YOUR TASK — Start to finish, return the listing below exactly, pictures excluded.

DATA —
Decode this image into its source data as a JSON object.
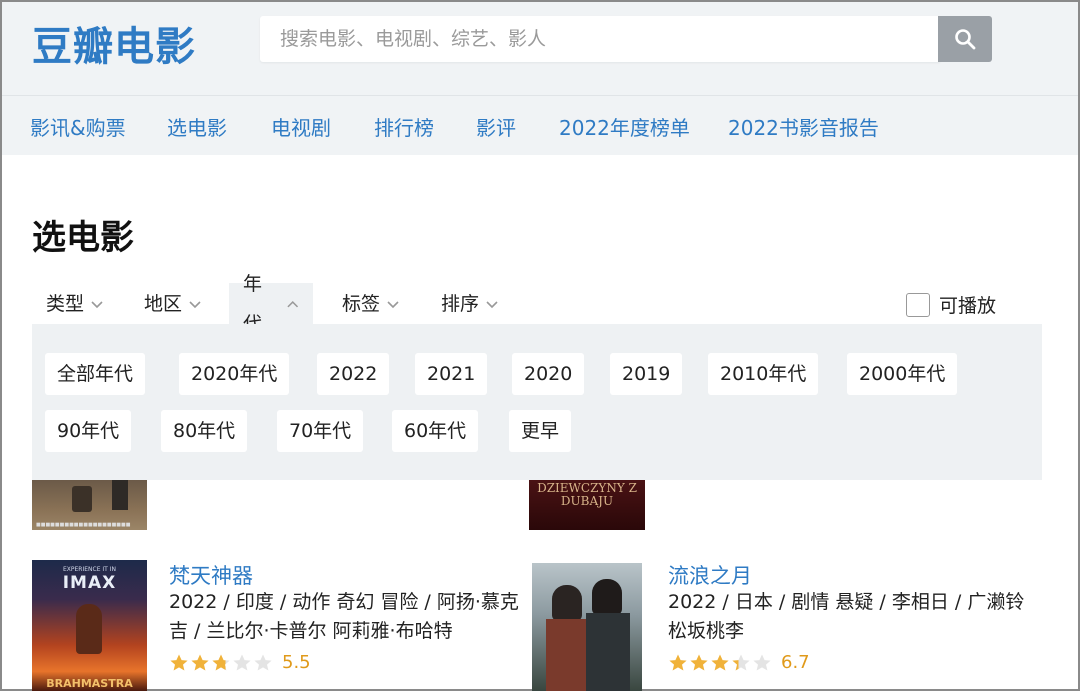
{
  "header": {
    "logo": "豆瓣电影",
    "search_placeholder": "搜索电影、电视剧、综艺、影人"
  },
  "nav": {
    "items": [
      "影讯&购票",
      "选电影",
      "电视剧",
      "排行榜",
      "影评",
      "2022年度榜单",
      "2022书影音报告"
    ]
  },
  "page": {
    "title": "选电影"
  },
  "filters": {
    "tabs": [
      "类型",
      "地区",
      "年代",
      "标签",
      "排序"
    ],
    "active_tab": "年代",
    "playable_label": "可播放",
    "year_options": [
      "全部年代",
      "2020年代",
      "2022",
      "2021",
      "2020",
      "2019",
      "2010年代",
      "2000年代",
      "90年代",
      "80年代",
      "70年代",
      "60年代",
      "更早"
    ]
  },
  "movies": [
    {
      "title": "梵天神器",
      "meta_line1": "2022 / 印度 / 动作 奇幻 冒险 / 阿扬·慕克",
      "meta_line2": "吉 / 兰比尔·卡普尔 阿莉雅·布哈特",
      "rating": "5.5",
      "stars": 2.75,
      "poster_text_top": "IMAX",
      "poster_text_bottom": "BRAHMASTRA"
    },
    {
      "title": "流浪之月",
      "meta_line1": "2022 / 日本 / 剧情 悬疑 / 李相日 / 广濑铃",
      "meta_line2": "松坂桃李",
      "rating": "6.7",
      "stars": 3.35
    }
  ],
  "partial_poster_text": "DZIEWCZYNY Z DUBAJU",
  "colors": {
    "brand": "#2f7bc4",
    "star": "#f0b23a",
    "rating": "#e09a1a"
  }
}
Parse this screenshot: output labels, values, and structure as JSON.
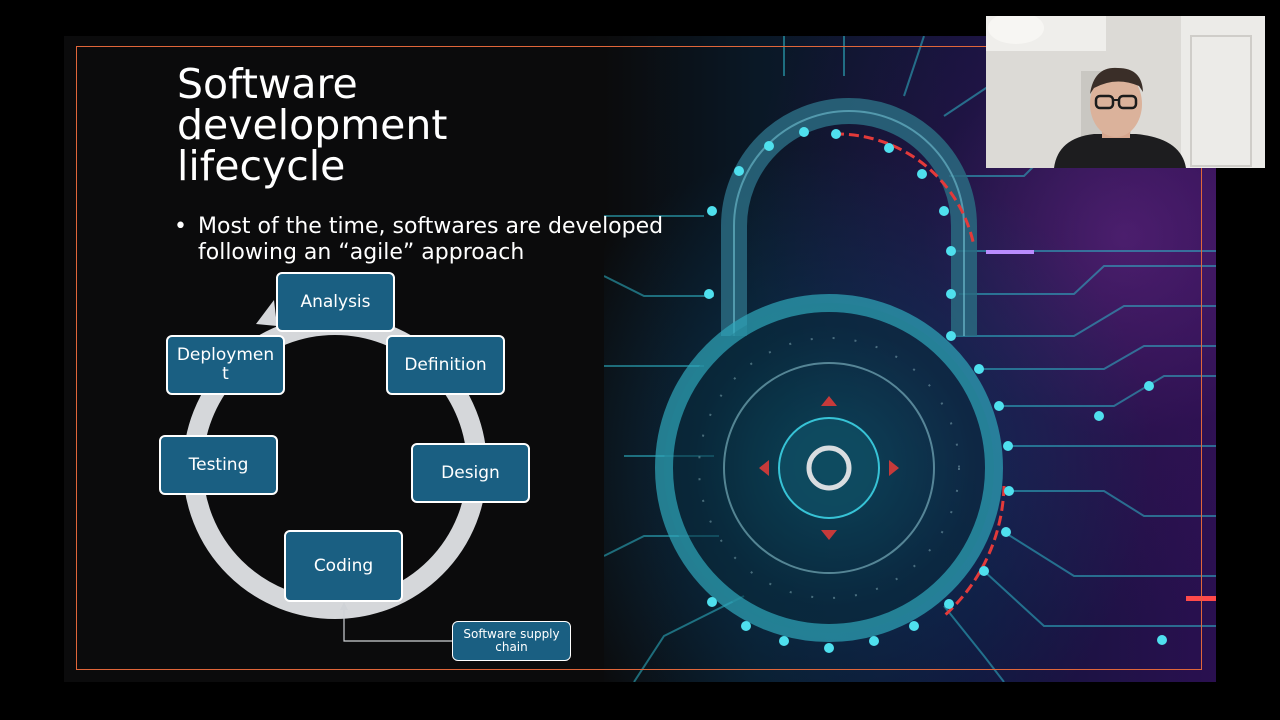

RESPONSE FOR THIS EXERCISE —
Decode this image into its source data as a JSON object.
{
  "header": {
    "logo": "豆瓣电影",
    "search_placeholder": "搜索电影、电视剧、综艺、影人"
  },
  "nav": {
    "items": [
      "影讯&购票",
      "选电影",
      "电视剧",
      "排行榜",
      "影评",
      "2022年度榜单",
      "2022书影音报告"
    ]
  },
  "page": {
    "title": "选电影"
  },
  "filters": {
    "tabs": [
      "类型",
      "地区",
      "年代",
      "标签",
      "排序"
    ],
    "active_tab": "年代",
    "playable_label": "可播放",
    "year_options": [
      "全部年代",
      "2020年代",
      "2022",
      "2021",
      "2020",
      "2019",
      "2010年代",
      "2000年代",
      "90年代",
      "80年代",
      "70年代",
      "60年代",
      "更早"
    ]
  },
  "movies": [
    {
      "title": "梵天神器",
      "meta_line1": "2022 / 印度 / 动作 奇幻 冒险 / 阿扬·慕克",
      "meta_line2": "吉 / 兰比尔·卡普尔 阿莉雅·布哈特",
      "rating": "5.5",
      "stars": 2.75,
      "poster_text_top": "IMAX",
      "poster_text_bottom": "BRAHMASTRA"
    },
    {
      "title": "流浪之月",
      "meta_line1": "2022 / 日本 / 剧情 悬疑 / 李相日 / 广濑铃",
      "meta_line2": "松坂桃李",
      "rating": "6.7",
      "stars": 3.35
    }
  ],
  "partial_poster_text": "DZIEWCZYNY Z DUBAJU",
  "colors": {
    "brand": "#2f7bc4",
    "star": "#f0b23a",
    "rating": "#e09a1a"
  }
}
Parse this screenshot: output labels, values, and structure as JSON.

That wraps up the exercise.